Every entry below should be printed exactly, without its images.

--- --- ---

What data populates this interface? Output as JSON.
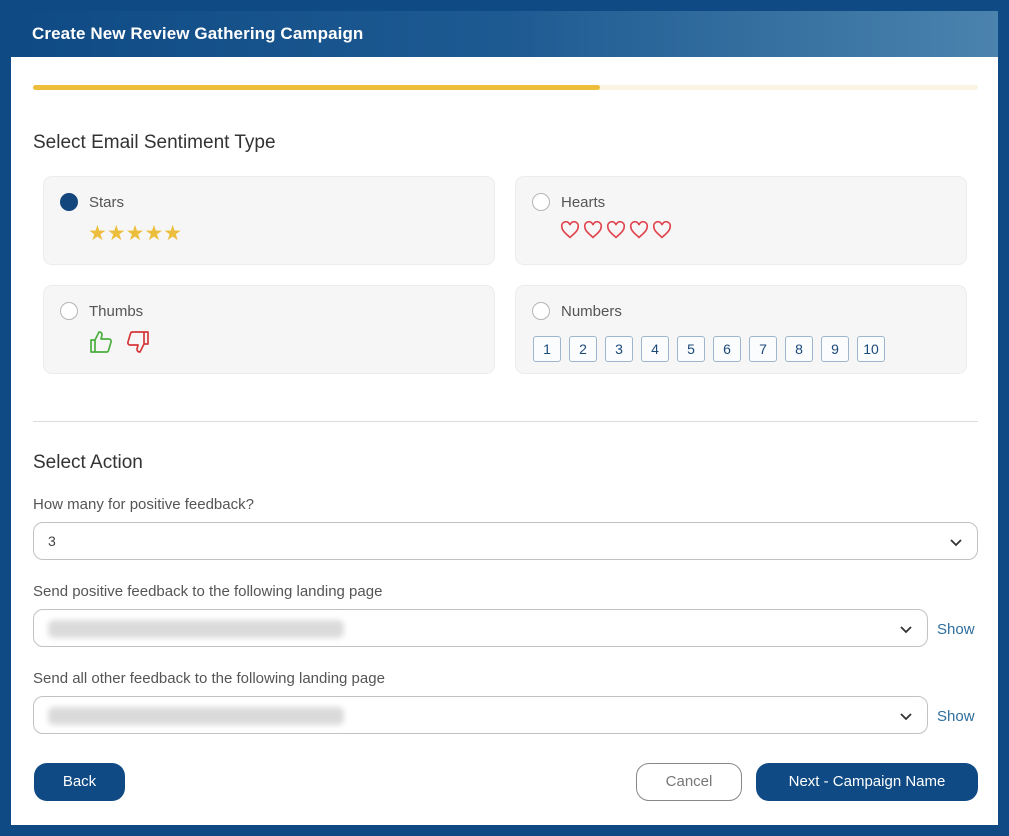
{
  "modal": {
    "title": "Create New Review Gathering Campaign"
  },
  "progress": {
    "fraction": 0.6
  },
  "sentiment": {
    "section_title": "Select Email Sentiment Type",
    "options": [
      {
        "label": "Stars",
        "selected": true,
        "icon": "star-icon"
      },
      {
        "label": "Hearts",
        "selected": false,
        "icon": "heart-outline-icon"
      },
      {
        "label": "Thumbs",
        "selected": false,
        "icon": "thumbs-up-down-icon"
      },
      {
        "label": "Numbers",
        "selected": false
      }
    ],
    "star_glyphs": "★★★★★",
    "numbers": [
      "1",
      "2",
      "3",
      "4",
      "5",
      "6",
      "7",
      "8",
      "9",
      "10"
    ]
  },
  "action": {
    "section_title": "Select Action",
    "positive_count_label": "How many for positive feedback?",
    "positive_count_value": "3",
    "positive_page_label": "Send positive feedback to the following landing page",
    "other_page_label": "Send all other feedback to the following landing page",
    "show_label": "Show"
  },
  "footer": {
    "back_label": "Back",
    "cancel_label": "Cancel",
    "next_label": "Next - Campaign Name"
  },
  "colors": {
    "brand_blue": "#0f4a84",
    "accent_yellow": "#ecbe3b",
    "heart_red": "#e0464f",
    "thumb_green": "#4bae3f",
    "thumb_red": "#d6383b"
  }
}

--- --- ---

#### ANSWER TO THE EXERCISE
What data populates this interface? Output as JSON.
{
  "modal": {
    "title": "Create New Review Gathering Campaign"
  },
  "progress": {
    "fraction": 0.6
  },
  "sentiment": {
    "section_title": "Select Email Sentiment Type",
    "options": [
      {
        "label": "Stars",
        "selected": true,
        "icon": "star-icon"
      },
      {
        "label": "Hearts",
        "selected": false,
        "icon": "heart-outline-icon"
      },
      {
        "label": "Thumbs",
        "selected": false,
        "icon": "thumbs-up-down-icon"
      },
      {
        "label": "Numbers",
        "selected": false
      }
    ],
    "star_glyphs": "★★★★★",
    "numbers": [
      "1",
      "2",
      "3",
      "4",
      "5",
      "6",
      "7",
      "8",
      "9",
      "10"
    ]
  },
  "action": {
    "section_title": "Select Action",
    "positive_count_label": "How many for positive feedback?",
    "positive_count_value": "3",
    "positive_page_label": "Send positive feedback to the following landing page",
    "other_page_label": "Send all other feedback to the following landing page",
    "show_label": "Show"
  },
  "footer": {
    "back_label": "Back",
    "cancel_label": "Cancel",
    "next_label": "Next - Campaign Name"
  },
  "colors": {
    "brand_blue": "#0f4a84",
    "accent_yellow": "#ecbe3b",
    "heart_red": "#e0464f",
    "thumb_green": "#4bae3f",
    "thumb_red": "#d6383b"
  }
}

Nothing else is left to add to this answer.